### Directions for this task
Gather every line from the entries below that includes "your".

### Materials provided
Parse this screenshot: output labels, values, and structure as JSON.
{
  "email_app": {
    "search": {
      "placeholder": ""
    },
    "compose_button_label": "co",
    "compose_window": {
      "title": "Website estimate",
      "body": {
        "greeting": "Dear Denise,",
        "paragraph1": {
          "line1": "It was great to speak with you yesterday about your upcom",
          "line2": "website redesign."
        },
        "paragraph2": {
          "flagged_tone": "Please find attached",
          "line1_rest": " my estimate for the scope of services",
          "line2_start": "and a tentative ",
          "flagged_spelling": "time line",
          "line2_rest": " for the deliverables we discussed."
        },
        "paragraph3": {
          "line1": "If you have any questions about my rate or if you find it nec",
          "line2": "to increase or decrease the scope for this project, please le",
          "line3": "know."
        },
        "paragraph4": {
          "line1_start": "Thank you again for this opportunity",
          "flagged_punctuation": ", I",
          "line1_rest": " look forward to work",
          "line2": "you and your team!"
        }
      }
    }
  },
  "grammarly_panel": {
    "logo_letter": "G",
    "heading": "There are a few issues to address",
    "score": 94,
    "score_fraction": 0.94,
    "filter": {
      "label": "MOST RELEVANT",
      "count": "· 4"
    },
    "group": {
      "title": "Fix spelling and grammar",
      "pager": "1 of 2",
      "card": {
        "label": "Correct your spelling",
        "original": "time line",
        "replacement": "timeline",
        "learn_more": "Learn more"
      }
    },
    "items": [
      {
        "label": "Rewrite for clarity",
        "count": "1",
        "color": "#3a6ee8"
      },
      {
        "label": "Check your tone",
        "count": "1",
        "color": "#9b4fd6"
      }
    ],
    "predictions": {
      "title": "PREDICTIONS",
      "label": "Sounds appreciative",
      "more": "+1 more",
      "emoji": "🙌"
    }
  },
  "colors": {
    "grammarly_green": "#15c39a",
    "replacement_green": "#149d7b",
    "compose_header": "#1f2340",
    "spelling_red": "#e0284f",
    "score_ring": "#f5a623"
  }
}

### Result for this task
          "line1": "It was great to speak with you yesterday about your upcom",
          "line2": "you and your team!"
        "label": "Correct your spelling",
        "label": "Check your tone",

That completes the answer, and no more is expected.